For those system-impacted girls and women who are under community supervision and ordered to treatment and court appearances, navigating COVID and their requirements have become even more problematic. Lack of access to the necessary technology to successfully engage in online treatment groups have increased feelings of isolation, which hit girls and women particularly hard, given their higher reports of anxiety, depression, and post-traumatic stress disorder. The same lack of access has made virtual court appearances difficult to do as well, placing them at risk for non-completion and jail sanctions. Even completing the basic tasks of community supervision—such as urinalysis tests, visits with the probation/parole officers, and mandatory employment—often meant taking public transportation frequently, therefore increasing risk of exposure. It also often meant employment in lower-paid food service and nursing facility industries, where outbreaks have been the worst. For those women with school-aged children who are home learning remotely, the juggle between taking care of their children and completing employment requirements has also been stressful and difficult to manage.
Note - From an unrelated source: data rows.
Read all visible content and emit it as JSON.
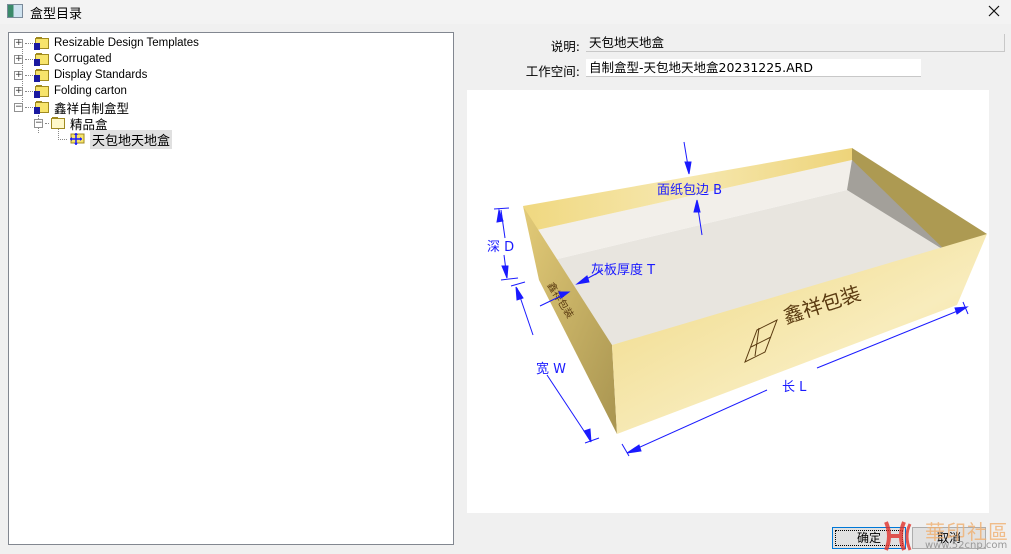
{
  "window": {
    "title": "盒型目录",
    "close_icon": "close-icon"
  },
  "tree": {
    "items": [
      {
        "label": "Resizable Design Templates",
        "expander": "+",
        "icon": "folder-icon"
      },
      {
        "label": "Corrugated",
        "expander": "+",
        "icon": "folder-icon"
      },
      {
        "label": "Display Standards",
        "expander": "+",
        "icon": "folder-icon"
      },
      {
        "label": "Folding carton",
        "expander": "+",
        "icon": "folder-icon"
      },
      {
        "label": "鑫祥自制盒型",
        "expander": "−",
        "icon": "folder-icon",
        "children": [
          {
            "label": "精品盒",
            "expander": "−",
            "icon": "folder-open-icon",
            "children": [
              {
                "label": "天包地天地盒",
                "icon": "resizable-design-icon",
                "selected": true
              }
            ]
          }
        ]
      }
    ]
  },
  "details": {
    "description_label": "说明:",
    "description_value": "天包地天地盒",
    "workspace_label": "工作空间:",
    "workspace_value": "自制盒型-天包地天地盒20231225.ARD"
  },
  "preview": {
    "dimension_labels": {
      "wrap_edge": "面纸包边 B",
      "depth": "深 D",
      "board_thickness": "灰板厚度 T",
      "width": "宽 W",
      "length": "长 L"
    },
    "box_print_text": "鑫祥包装",
    "colors": {
      "box_outer": "#f2dc8e",
      "box_dark_side": "#ad9a52",
      "box_inner_floor": "#e8e5df",
      "box_inner_wall": "#a3a09a",
      "dimension_blue": "#1a1aff",
      "print_brown": "#5a3a10"
    }
  },
  "buttons": {
    "ok_label": "确定",
    "cancel_label": "取消"
  },
  "watermark": {
    "text": "華印社區",
    "url": "www.52cnp.com"
  }
}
Such stressors precede the increase in alcohol and narcotics, which, if detected, lead to technical violations as well. COVID has interrupted all of our lives, but for system-impacted women, such interruptions have made surviving probation and parole even harder.
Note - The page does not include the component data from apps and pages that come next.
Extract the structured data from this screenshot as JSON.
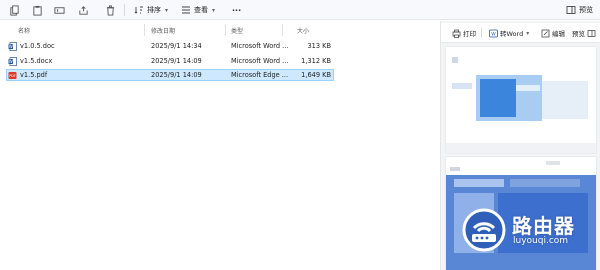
{
  "toolbar": {
    "sort_label": "排序",
    "view_label": "查看",
    "more_label": "···",
    "preview_label": "预览"
  },
  "columns": {
    "name": "名称",
    "modified": "修改日期",
    "type": "类型",
    "size": "大小"
  },
  "files": [
    {
      "name": "v1.0.5.doc",
      "modified": "2025/9/1 14:34",
      "type": "Microsoft Word ...",
      "size": "313 KB",
      "icon": "word-doc-icon"
    },
    {
      "name": "v1.5.docx",
      "modified": "2025/9/1 14:09",
      "type": "Microsoft Word ...",
      "size": "1,312 KB",
      "icon": "word-doc-icon"
    },
    {
      "name": "v1.5.pdf",
      "modified": "2025/9/1 14:09",
      "type": "Microsoft Edge ...",
      "size": "1,649 KB",
      "icon": "pdf-icon",
      "selected": true
    }
  ],
  "preview_pane": {
    "print_label": "打印",
    "to_word_label": "转Word",
    "edit_label": "编辑",
    "preview_label": "预览"
  },
  "watermark": {
    "title": "路由器",
    "url": "luyouqi.com"
  },
  "colors": {
    "selected_row_bg": "#cde8ff",
    "selected_row_border": "#99d1ff",
    "word_blue": "#2b579a",
    "pdf_red": "#d83b2b",
    "preview_blue": "#3a7bd5"
  }
}
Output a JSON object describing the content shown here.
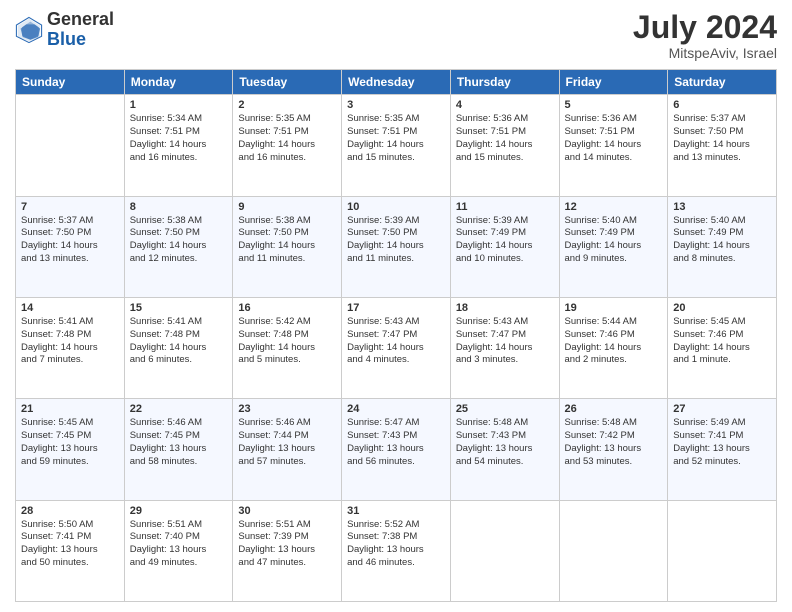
{
  "logo": {
    "general": "General",
    "blue": "Blue"
  },
  "title": "July 2024",
  "location": "MitspeAviv, Israel",
  "days": [
    "Sunday",
    "Monday",
    "Tuesday",
    "Wednesday",
    "Thursday",
    "Friday",
    "Saturday"
  ],
  "weeks": [
    [
      {
        "num": "",
        "text": ""
      },
      {
        "num": "1",
        "text": "Sunrise: 5:34 AM\nSunset: 7:51 PM\nDaylight: 14 hours\nand 16 minutes."
      },
      {
        "num": "2",
        "text": "Sunrise: 5:35 AM\nSunset: 7:51 PM\nDaylight: 14 hours\nand 16 minutes."
      },
      {
        "num": "3",
        "text": "Sunrise: 5:35 AM\nSunset: 7:51 PM\nDaylight: 14 hours\nand 15 minutes."
      },
      {
        "num": "4",
        "text": "Sunrise: 5:36 AM\nSunset: 7:51 PM\nDaylight: 14 hours\nand 15 minutes."
      },
      {
        "num": "5",
        "text": "Sunrise: 5:36 AM\nSunset: 7:51 PM\nDaylight: 14 hours\nand 14 minutes."
      },
      {
        "num": "6",
        "text": "Sunrise: 5:37 AM\nSunset: 7:50 PM\nDaylight: 14 hours\nand 13 minutes."
      }
    ],
    [
      {
        "num": "7",
        "text": "Sunrise: 5:37 AM\nSunset: 7:50 PM\nDaylight: 14 hours\nand 13 minutes."
      },
      {
        "num": "8",
        "text": "Sunrise: 5:38 AM\nSunset: 7:50 PM\nDaylight: 14 hours\nand 12 minutes."
      },
      {
        "num": "9",
        "text": "Sunrise: 5:38 AM\nSunset: 7:50 PM\nDaylight: 14 hours\nand 11 minutes."
      },
      {
        "num": "10",
        "text": "Sunrise: 5:39 AM\nSunset: 7:50 PM\nDaylight: 14 hours\nand 11 minutes."
      },
      {
        "num": "11",
        "text": "Sunrise: 5:39 AM\nSunset: 7:49 PM\nDaylight: 14 hours\nand 10 minutes."
      },
      {
        "num": "12",
        "text": "Sunrise: 5:40 AM\nSunset: 7:49 PM\nDaylight: 14 hours\nand 9 minutes."
      },
      {
        "num": "13",
        "text": "Sunrise: 5:40 AM\nSunset: 7:49 PM\nDaylight: 14 hours\nand 8 minutes."
      }
    ],
    [
      {
        "num": "14",
        "text": "Sunrise: 5:41 AM\nSunset: 7:48 PM\nDaylight: 14 hours\nand 7 minutes."
      },
      {
        "num": "15",
        "text": "Sunrise: 5:41 AM\nSunset: 7:48 PM\nDaylight: 14 hours\nand 6 minutes."
      },
      {
        "num": "16",
        "text": "Sunrise: 5:42 AM\nSunset: 7:48 PM\nDaylight: 14 hours\nand 5 minutes."
      },
      {
        "num": "17",
        "text": "Sunrise: 5:43 AM\nSunset: 7:47 PM\nDaylight: 14 hours\nand 4 minutes."
      },
      {
        "num": "18",
        "text": "Sunrise: 5:43 AM\nSunset: 7:47 PM\nDaylight: 14 hours\nand 3 minutes."
      },
      {
        "num": "19",
        "text": "Sunrise: 5:44 AM\nSunset: 7:46 PM\nDaylight: 14 hours\nand 2 minutes."
      },
      {
        "num": "20",
        "text": "Sunrise: 5:45 AM\nSunset: 7:46 PM\nDaylight: 14 hours\nand 1 minute."
      }
    ],
    [
      {
        "num": "21",
        "text": "Sunrise: 5:45 AM\nSunset: 7:45 PM\nDaylight: 13 hours\nand 59 minutes."
      },
      {
        "num": "22",
        "text": "Sunrise: 5:46 AM\nSunset: 7:45 PM\nDaylight: 13 hours\nand 58 minutes."
      },
      {
        "num": "23",
        "text": "Sunrise: 5:46 AM\nSunset: 7:44 PM\nDaylight: 13 hours\nand 57 minutes."
      },
      {
        "num": "24",
        "text": "Sunrise: 5:47 AM\nSunset: 7:43 PM\nDaylight: 13 hours\nand 56 minutes."
      },
      {
        "num": "25",
        "text": "Sunrise: 5:48 AM\nSunset: 7:43 PM\nDaylight: 13 hours\nand 54 minutes."
      },
      {
        "num": "26",
        "text": "Sunrise: 5:48 AM\nSunset: 7:42 PM\nDaylight: 13 hours\nand 53 minutes."
      },
      {
        "num": "27",
        "text": "Sunrise: 5:49 AM\nSunset: 7:41 PM\nDaylight: 13 hours\nand 52 minutes."
      }
    ],
    [
      {
        "num": "28",
        "text": "Sunrise: 5:50 AM\nSunset: 7:41 PM\nDaylight: 13 hours\nand 50 minutes."
      },
      {
        "num": "29",
        "text": "Sunrise: 5:51 AM\nSunset: 7:40 PM\nDaylight: 13 hours\nand 49 minutes."
      },
      {
        "num": "30",
        "text": "Sunrise: 5:51 AM\nSunset: 7:39 PM\nDaylight: 13 hours\nand 47 minutes."
      },
      {
        "num": "31",
        "text": "Sunrise: 5:52 AM\nSunset: 7:38 PM\nDaylight: 13 hours\nand 46 minutes."
      },
      {
        "num": "",
        "text": ""
      },
      {
        "num": "",
        "text": ""
      },
      {
        "num": "",
        "text": ""
      }
    ]
  ]
}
As we conclude Women’s History month, we must not forget these girls and women who often remain among our most invisible, neglected, and marginalized: those involved in our youth and criminal justice systems. Their narratives today, just as those decades ago, reflect unfathomable challenges and hurdles. Girls’ troubles, when ignored and untreated, often predict a pathway to crime and punishment, as they become young women. Without meaningful gender-responsive and culturally aware prevention and intervention programming, the strategies of girls and women to navigate their harsh realities of their everyday lives will come under the scrutiny of our systems of formal control and punishment, not care or support. If we are to respond fairly to their infractions, we must embrace solutions that dismantle the structures that perpetuate their criminal pathways and that foster a more just and equitable society.